---- RECORD SET

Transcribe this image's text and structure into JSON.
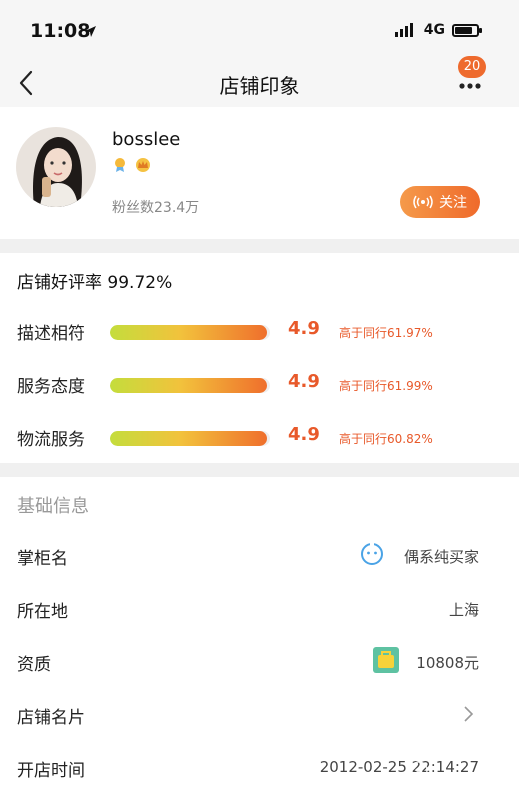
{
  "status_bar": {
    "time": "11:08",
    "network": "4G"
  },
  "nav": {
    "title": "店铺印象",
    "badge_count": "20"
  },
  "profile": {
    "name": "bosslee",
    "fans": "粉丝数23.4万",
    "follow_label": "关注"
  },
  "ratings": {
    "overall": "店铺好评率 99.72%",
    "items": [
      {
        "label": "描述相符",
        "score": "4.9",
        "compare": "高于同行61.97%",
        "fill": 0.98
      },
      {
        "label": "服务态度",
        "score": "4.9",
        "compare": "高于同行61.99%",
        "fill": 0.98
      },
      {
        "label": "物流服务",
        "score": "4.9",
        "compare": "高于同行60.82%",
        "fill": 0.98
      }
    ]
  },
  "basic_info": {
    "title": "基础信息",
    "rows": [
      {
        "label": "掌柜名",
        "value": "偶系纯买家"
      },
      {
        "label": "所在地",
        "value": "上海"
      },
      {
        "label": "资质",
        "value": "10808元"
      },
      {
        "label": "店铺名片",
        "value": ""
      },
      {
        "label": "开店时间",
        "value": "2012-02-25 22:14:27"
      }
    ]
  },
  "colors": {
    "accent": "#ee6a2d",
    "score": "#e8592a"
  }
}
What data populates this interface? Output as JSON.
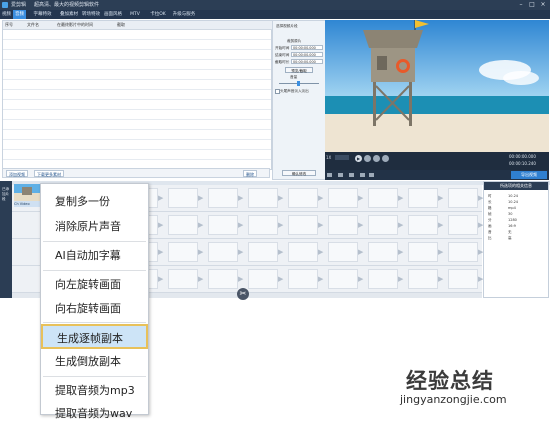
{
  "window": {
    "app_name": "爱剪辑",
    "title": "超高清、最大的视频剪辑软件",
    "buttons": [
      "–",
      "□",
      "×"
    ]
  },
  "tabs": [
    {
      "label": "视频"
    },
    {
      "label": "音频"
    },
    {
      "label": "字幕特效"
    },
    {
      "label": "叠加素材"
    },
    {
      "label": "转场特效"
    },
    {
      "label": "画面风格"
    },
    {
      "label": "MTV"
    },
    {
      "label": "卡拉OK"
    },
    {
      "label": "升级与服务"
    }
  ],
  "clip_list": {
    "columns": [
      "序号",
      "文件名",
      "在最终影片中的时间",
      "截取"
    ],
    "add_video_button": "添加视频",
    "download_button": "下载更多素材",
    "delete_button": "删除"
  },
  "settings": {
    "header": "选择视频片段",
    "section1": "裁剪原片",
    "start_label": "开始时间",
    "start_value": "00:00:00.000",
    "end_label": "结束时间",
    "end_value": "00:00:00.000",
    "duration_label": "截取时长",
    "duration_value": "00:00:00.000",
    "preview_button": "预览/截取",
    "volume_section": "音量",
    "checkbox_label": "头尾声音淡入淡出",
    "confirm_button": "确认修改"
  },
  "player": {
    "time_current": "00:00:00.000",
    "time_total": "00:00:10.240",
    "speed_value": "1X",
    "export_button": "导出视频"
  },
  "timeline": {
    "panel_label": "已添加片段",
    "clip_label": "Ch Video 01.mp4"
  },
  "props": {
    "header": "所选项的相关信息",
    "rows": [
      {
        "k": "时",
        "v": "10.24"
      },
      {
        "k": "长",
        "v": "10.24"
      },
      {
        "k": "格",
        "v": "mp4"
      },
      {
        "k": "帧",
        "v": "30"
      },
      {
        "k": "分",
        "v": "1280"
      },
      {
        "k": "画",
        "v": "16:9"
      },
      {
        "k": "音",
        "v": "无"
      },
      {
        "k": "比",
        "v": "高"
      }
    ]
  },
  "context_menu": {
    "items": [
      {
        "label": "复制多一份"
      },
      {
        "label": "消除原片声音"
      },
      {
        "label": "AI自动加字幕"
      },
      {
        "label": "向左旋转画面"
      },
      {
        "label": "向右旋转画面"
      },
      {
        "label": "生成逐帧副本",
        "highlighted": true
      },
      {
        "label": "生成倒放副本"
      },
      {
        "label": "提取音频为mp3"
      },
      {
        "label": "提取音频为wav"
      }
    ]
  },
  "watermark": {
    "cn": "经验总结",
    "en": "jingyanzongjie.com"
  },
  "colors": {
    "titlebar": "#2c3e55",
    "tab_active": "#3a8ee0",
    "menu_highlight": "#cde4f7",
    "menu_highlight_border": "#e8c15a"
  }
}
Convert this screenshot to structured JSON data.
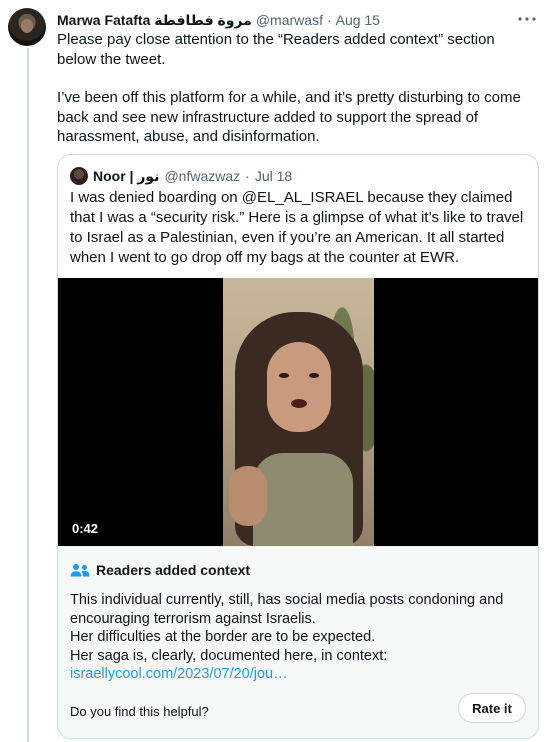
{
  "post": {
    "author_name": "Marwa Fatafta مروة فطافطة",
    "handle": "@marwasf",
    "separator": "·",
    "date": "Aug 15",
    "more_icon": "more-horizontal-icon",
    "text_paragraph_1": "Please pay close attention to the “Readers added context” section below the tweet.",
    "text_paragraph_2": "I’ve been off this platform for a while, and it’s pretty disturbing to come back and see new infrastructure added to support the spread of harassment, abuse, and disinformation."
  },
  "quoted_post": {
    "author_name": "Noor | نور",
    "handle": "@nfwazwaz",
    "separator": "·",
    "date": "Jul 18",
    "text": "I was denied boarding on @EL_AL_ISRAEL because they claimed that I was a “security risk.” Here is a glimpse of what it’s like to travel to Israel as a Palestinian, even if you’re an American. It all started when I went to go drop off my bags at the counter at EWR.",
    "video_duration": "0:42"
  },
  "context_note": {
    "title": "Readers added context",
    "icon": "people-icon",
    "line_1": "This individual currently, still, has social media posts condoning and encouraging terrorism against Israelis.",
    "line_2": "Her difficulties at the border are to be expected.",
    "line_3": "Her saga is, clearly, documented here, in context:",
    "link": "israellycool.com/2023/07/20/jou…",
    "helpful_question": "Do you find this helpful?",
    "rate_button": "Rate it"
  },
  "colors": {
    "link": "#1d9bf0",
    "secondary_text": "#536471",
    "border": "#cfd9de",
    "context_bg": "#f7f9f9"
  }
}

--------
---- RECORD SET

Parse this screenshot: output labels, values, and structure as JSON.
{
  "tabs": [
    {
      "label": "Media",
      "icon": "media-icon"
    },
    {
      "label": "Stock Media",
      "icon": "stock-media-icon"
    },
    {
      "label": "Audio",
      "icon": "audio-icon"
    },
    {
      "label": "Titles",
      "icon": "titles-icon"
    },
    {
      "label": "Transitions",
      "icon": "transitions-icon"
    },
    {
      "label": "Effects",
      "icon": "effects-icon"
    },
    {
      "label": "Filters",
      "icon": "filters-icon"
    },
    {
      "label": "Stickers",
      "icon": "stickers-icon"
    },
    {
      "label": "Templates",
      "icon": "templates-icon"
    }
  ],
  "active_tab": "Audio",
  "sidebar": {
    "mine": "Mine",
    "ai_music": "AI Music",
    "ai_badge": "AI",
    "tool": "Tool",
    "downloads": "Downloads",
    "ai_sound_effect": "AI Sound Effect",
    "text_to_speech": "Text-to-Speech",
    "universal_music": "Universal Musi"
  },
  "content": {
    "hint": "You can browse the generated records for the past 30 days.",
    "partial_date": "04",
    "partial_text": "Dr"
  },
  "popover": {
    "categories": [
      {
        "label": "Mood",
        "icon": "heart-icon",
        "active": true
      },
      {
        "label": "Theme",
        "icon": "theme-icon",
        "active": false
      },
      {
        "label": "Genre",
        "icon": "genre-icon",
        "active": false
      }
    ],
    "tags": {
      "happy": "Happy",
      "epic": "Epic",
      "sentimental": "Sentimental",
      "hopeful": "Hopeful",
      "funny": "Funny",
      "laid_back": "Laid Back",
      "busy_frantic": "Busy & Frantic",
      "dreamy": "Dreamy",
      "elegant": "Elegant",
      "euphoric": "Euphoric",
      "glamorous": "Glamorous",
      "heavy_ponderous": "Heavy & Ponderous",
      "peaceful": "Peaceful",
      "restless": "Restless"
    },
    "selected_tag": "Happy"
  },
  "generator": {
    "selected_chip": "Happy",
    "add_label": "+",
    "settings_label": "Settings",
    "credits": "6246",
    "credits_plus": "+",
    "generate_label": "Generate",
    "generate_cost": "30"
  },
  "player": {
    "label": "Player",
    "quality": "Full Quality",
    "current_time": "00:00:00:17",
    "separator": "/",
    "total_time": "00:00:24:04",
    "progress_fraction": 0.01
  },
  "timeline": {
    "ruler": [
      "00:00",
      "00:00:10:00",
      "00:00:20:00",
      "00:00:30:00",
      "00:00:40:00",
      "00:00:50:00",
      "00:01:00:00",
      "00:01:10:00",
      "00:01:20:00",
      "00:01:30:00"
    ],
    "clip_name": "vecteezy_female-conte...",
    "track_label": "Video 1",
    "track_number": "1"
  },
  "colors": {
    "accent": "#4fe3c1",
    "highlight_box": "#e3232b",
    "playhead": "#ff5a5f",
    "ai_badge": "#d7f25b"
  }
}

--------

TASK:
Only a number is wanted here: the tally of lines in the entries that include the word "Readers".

RESPONSE:
2